The Benefits and Guidelines of Adding Worms to Your Compost Bin

The Benefits and Considerations of Adding Worms to Your Compost Bin

Composting is an excellent way to reduce waste and create nutrient-rich soil for your garden. While many people are familiar with traditional composting methods, one question that often arises is whether it’s possible to put worms in a compost bin.

Can I Put Worms in My Compost Bin?

The answer is a resounding yes! In fact, adding worms to your compost bin can greatly enhance the process and provide additional benefits. However, it’s important to understand some key considerations before introducing these wriggly creatures into your composting setup.

1. The Role of Worms in Composting

Worms, specifically red wigglers (Eisenia fetida), play a vital role in the decomposition process within a compost bin. They consume organic matter like kitchen scraps and vegetable leftovers, breaking them down into smaller particles through their digestion process.

2. Benefits of Having Worms in Your Compost Bin

a) Enhanced Decomposition: By feeding on organic waste materials faster than natural decomposition processes would occur alone, worms accelerate the breakdown of organic matter in your compost pile.

b) Nutrient-Rich Vermicompost: As they digest the organic waste material, worms excrete castings known as vermicompost or worm castings – highly valuable fertilizer rich in essential nutrients that plants love!

c) Improved Aeration & Drainage: As they move through the bedding material, worms create tunnels that help improve airflow and drainage within the compost bin.

d) Pest Control: Some species of worms consume common garden pests like fruit fly larvae and nematodes, helping to maintain a healthy compost bin ecosystem.

3. Types of Compost Bins Suitable for Worms

a) Vermicomposting Bin: This specialized type of compost bin is specifically designed with worm-friendly features like proper ventilation, drainage, and bedding material to accommodate the needs of worms.

b) Traditional Compost Bin: While not the most ideal setup for worms due to potential temperature extremes and lack of proper aeration, certain areas within traditional compost bins can still be utilized by worms if conditions are suitable.

4. Proper Bedding Material for Worms

To ensure your worms thrive in their new composting environment, it’s crucial to provide them with suitable bedding materials:

a) Shredded Newspaper or Cardboard: These carbon-rich materials serve as perfect bedding choices that retain moisture while allowing air circulation for the worms.

b) Coconut Coir or Peat Moss: These alternatives also work well as bedding options and help maintain optimal moisture levels within the vermicomposting bin.

5. Feeding Your Worms

a) Appropriate Food Choices: Feed your worms small quantities of kitchen scraps such as fruit peels, coffee grounds, tea leaves/bags, vegetable trimmings – avoiding meat products, dairy items, oily foods or excessive citrus fruits which can disturb their sensitive digestion process.

(Note: It’s important not to overfeed your worm population; only supply them with what they can consume in a few days).

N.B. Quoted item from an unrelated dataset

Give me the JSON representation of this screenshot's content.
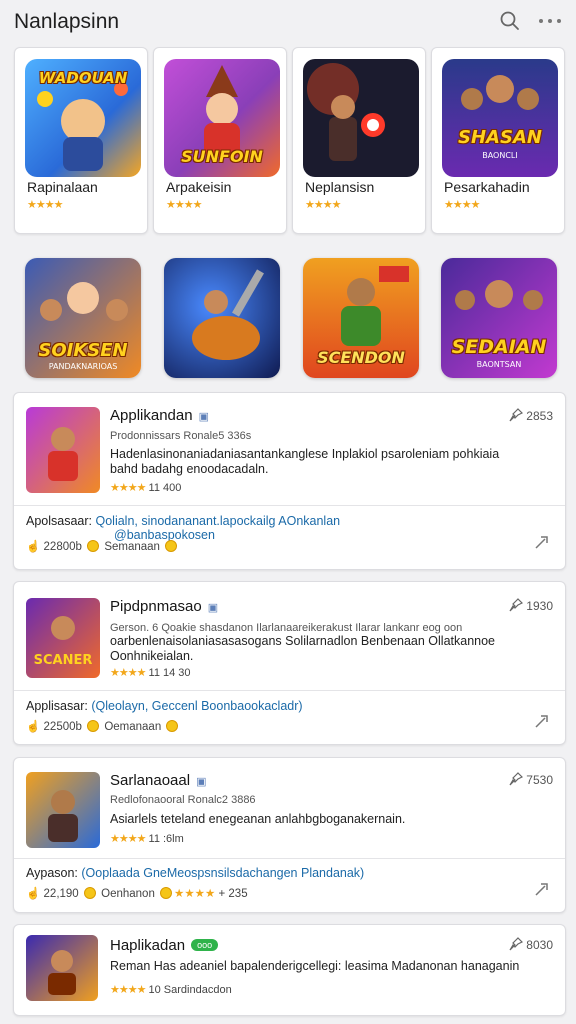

b) Regular Monitoring: Keep an eye on the food waste provided; if it starts piling up before being consumed entirely by the worms or begins emitting odors, reduce the amount you feed them to maintain a balanced environment.

6. Winter Considerations

a) Insulation: Worms are sensitive to temperature fluctuations, particularly in freezing winter conditions. Ensure your compost bin is insulated or move it indoors during extremely cold weather.

b) Reduced Feeding: Worm activity naturally slows down during winter months, so adjust your feeding accordingly to avoid unwanted food waste accumulation and potential pest issues.


Adding worms to your compost bin can greatly benefit the decomposition process while providing you with nutrient-rich vermicompost for healthier plants. By understanding their role and following a few guidelines, you can create an optimal environment for these helpful composting allies. So, go ahead and introduce those wriggly friends into your compost bin – both Mother Nature and your garden will thank you!